- WHAT YOU ARE ASKED TO DO
Retype exactly the lines from the one holding "Serialize everything readable" through the final line of the data, both included.

------ INFORMATION GIVEN

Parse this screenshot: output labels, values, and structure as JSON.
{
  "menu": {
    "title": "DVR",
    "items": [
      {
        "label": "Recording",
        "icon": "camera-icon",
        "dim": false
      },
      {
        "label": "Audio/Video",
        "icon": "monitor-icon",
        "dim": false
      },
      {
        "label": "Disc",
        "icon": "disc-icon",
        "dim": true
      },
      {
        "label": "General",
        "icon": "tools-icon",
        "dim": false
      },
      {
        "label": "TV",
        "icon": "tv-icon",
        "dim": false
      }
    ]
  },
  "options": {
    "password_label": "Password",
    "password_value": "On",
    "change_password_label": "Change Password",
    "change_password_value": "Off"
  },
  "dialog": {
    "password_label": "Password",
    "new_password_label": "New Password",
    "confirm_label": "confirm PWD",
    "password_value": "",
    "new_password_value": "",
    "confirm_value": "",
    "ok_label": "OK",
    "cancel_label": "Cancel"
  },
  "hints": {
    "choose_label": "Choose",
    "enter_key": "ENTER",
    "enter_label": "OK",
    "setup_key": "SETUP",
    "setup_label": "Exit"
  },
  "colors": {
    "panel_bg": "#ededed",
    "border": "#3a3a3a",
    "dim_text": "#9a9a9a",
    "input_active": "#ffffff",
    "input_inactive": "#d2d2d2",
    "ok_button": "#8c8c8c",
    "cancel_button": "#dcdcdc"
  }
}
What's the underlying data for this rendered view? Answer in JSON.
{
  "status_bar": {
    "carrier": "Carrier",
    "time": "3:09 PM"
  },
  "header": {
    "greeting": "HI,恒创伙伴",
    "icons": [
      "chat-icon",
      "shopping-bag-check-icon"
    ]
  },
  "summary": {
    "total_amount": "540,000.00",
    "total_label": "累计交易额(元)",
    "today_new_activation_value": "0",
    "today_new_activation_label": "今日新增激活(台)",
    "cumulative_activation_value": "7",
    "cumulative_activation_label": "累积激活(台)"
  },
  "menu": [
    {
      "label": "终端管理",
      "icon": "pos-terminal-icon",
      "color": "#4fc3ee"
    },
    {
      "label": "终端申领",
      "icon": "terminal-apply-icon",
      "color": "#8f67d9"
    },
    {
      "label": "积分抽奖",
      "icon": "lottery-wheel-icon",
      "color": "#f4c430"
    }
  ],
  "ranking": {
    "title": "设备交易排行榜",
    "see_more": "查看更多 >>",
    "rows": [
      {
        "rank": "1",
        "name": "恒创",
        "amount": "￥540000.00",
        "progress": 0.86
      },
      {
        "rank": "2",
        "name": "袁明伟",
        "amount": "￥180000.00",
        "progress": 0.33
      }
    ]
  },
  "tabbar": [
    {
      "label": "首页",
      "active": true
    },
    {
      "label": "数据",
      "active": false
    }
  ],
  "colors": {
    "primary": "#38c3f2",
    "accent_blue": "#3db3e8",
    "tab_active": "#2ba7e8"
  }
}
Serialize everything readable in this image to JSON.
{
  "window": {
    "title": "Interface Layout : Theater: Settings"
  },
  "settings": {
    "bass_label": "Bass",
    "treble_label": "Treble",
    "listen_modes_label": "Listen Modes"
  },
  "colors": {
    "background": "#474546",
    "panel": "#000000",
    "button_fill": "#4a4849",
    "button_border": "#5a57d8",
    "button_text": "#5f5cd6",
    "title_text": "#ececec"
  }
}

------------

- ANSWER SPACE
Serialize everything readable in this image to JSON.
{
  "window": {
    "title": "Interface Layout : Theater: Settings"
  },
  "settings": {
    "bass_label": "Bass",
    "treble_label": "Treble",
    "listen_modes_label": "Listen Modes"
  },
  "colors": {
    "background": "#474546",
    "panel": "#000000",
    "button_fill": "#4a4849",
    "button_border": "#5a57d8",
    "button_text": "#5f5cd6",
    "title_text": "#ececec"
  }
}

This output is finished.